━━ Data for analysis
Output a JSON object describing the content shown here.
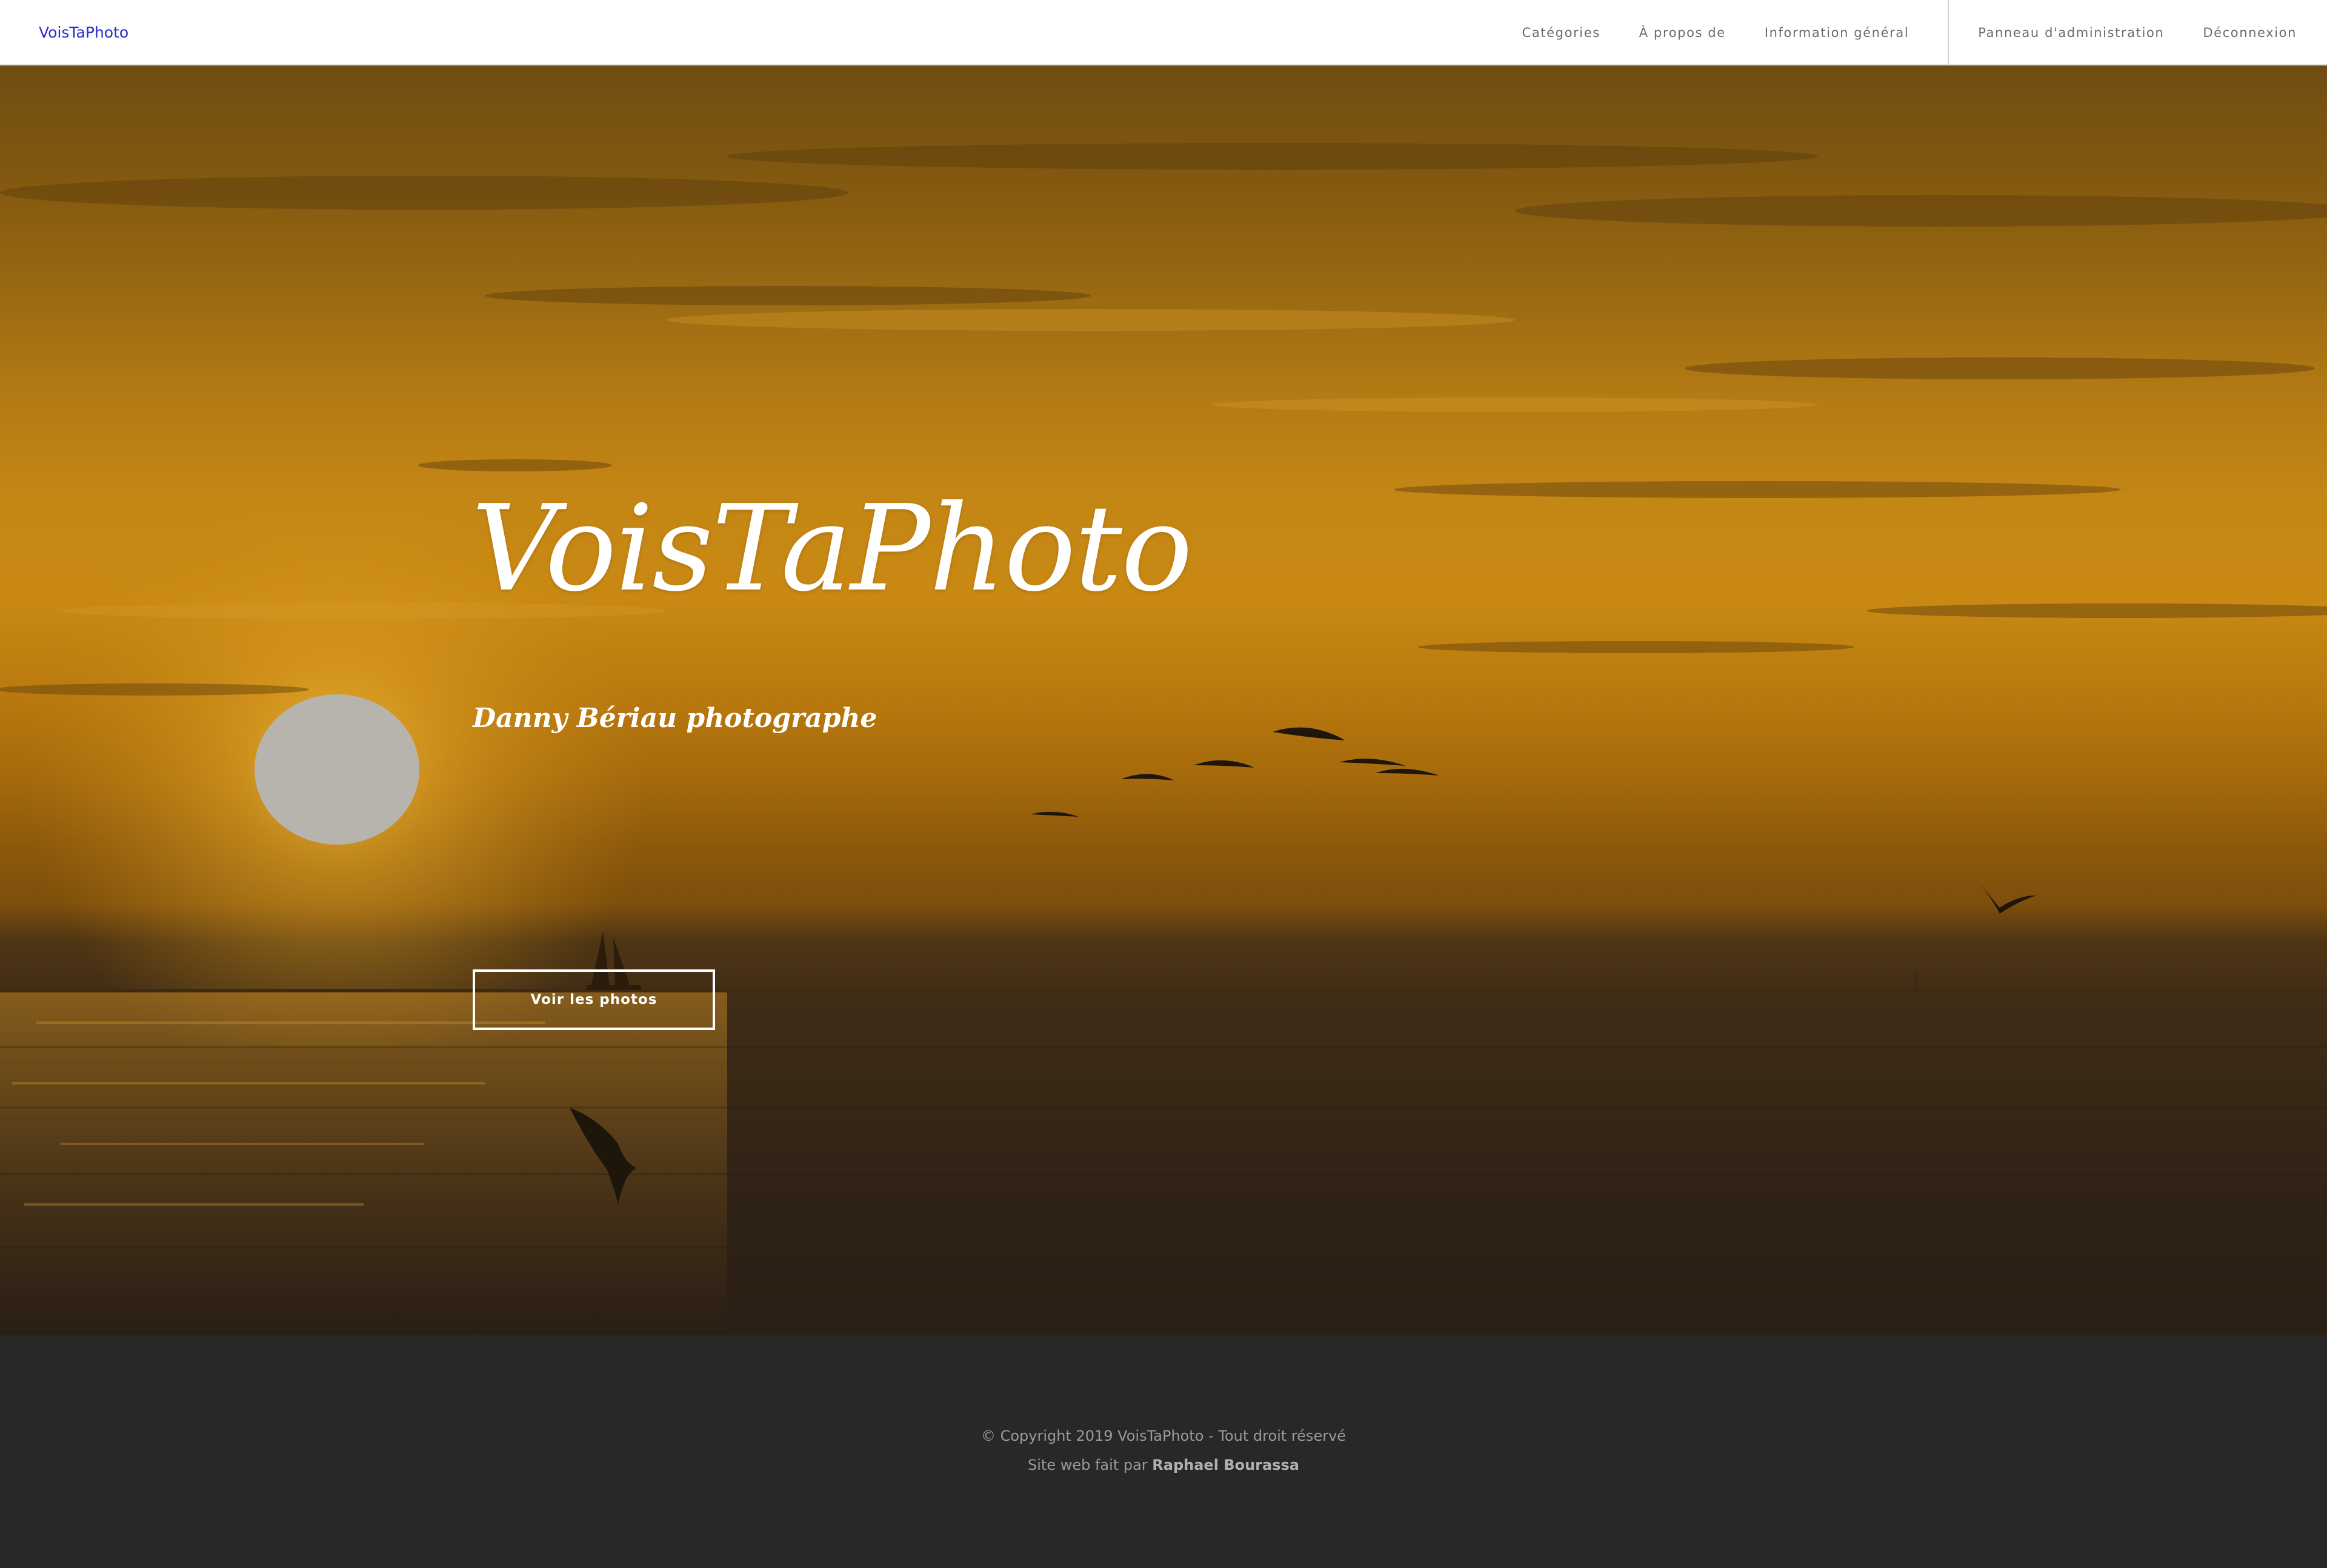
{
  "navbar": {
    "brand": "VoisTaPhoto",
    "links": [
      "Catégories",
      "À propos de",
      "Information général"
    ],
    "account_links": [
      "Panneau d'administration",
      "Déconnexion"
    ]
  },
  "hero": {
    "title": "VoisTaPhoto",
    "subtitle": "Danny Bériau photographe",
    "button_label": "Voir les photos",
    "image_description_icon": "sunset-sea-image"
  },
  "footer": {
    "copyright": "© Copyright 2019 VoisTaPhoto - Tout droit réservé",
    "credit_prefix": "Site web fait par",
    "credit_author": "Raphael Bourassa"
  },
  "colors": {
    "brand": "#2a2ad0",
    "footer_bg": "#282828",
    "sky_orange": "#c48614"
  }
}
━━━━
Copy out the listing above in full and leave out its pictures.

**Response area:**
Output a JSON object describing the content shown here.
{
  "navbar": {
    "brand": "VoisTaPhoto",
    "links": [
      "Catégories",
      "À propos de",
      "Information général"
    ],
    "account_links": [
      "Panneau d'administration",
      "Déconnexion"
    ]
  },
  "hero": {
    "title": "VoisTaPhoto",
    "subtitle": "Danny Bériau photographe",
    "button_label": "Voir les photos",
    "image_description_icon": "sunset-sea-image"
  },
  "footer": {
    "copyright": "© Copyright 2019 VoisTaPhoto - Tout droit réservé",
    "credit_prefix": "Site web fait par",
    "credit_author": "Raphael Bourassa"
  },
  "colors": {
    "brand": "#2a2ad0",
    "footer_bg": "#282828",
    "sky_orange": "#c48614"
  }
}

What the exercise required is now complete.